Therefore this third condition — sincerity — is the most important of the three. It is always complied with in peasant art, and this explains why such art always acts so powerfully; but it is a condition almost entirely absent from our upper-class art, which is continually produced by artists actuated by personal aims of covetousness or vanity.

Such are the three conditions which divide art from its counterfeits, and which also decide the quality of every work of art apart from its subject matter.

[…]

The presence in various degrees of these three conditions — individuality, clearness, and sincerity — decides the merit of a work of art as art, apart from subject matter. All works of art take rank of merit according to the degree in which they fulfill the first, the second, and the third of these conditions. In one the individuality of the feeling transmitted may predominate; in another, clearness of expression; in a third, sincerity; while a fourth may have sincerity and individuality but be deficient in clearness; a fifth, individuality and clearness but less sincerity; and so forth, in all possible degrees and combinations.

Thus is art divided from that which is not art, and thus is the quality of art as art decided, independently of its subject matter, i.e., apart from whether the feelings it transmits are good or bad.

Complement What Is Art? with Tolstoy’s timeless Calendar of Wisdom and this rare recording of the author reading from the latter in English shortly before his death.

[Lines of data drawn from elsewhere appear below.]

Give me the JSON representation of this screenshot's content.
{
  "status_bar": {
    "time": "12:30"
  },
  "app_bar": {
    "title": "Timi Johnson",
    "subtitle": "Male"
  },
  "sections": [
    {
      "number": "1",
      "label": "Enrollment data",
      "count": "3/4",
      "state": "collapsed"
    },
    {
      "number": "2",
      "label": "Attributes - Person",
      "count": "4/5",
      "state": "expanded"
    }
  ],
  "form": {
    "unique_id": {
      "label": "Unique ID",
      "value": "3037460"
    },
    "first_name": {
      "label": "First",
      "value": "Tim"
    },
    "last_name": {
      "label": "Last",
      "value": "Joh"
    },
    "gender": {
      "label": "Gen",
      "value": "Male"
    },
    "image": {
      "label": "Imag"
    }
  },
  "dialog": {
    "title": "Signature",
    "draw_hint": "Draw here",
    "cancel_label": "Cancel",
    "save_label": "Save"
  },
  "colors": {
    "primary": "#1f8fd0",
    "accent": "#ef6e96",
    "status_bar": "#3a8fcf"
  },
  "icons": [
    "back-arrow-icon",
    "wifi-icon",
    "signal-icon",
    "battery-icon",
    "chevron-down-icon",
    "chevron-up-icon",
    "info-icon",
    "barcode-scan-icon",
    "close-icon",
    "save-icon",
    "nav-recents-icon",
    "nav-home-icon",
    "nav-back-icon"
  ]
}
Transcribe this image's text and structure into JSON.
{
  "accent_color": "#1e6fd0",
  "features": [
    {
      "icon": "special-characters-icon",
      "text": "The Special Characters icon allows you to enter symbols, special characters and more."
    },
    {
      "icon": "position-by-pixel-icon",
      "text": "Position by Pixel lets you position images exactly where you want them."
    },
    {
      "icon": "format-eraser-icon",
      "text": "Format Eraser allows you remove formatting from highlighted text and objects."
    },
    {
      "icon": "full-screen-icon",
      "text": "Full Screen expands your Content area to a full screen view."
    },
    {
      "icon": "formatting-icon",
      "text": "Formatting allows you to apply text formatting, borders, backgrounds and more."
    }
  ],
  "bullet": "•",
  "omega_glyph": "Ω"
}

Donating = Loving

Bringing you (ad-free) Brain Pickings takes hundreds of hours each month. If you find any joy and stimulation here, please consider becoming a Supporting Member with a recurring monthly donation of your choosing, between a cup of tea and a good dinner:





You can also become a one-time patron with a single donation in any amount:





Brain Pickings has a free weekly newsletter. It comes out on Sundays and offers the week’s best articles. Here’s what to expect. Like? Sign up.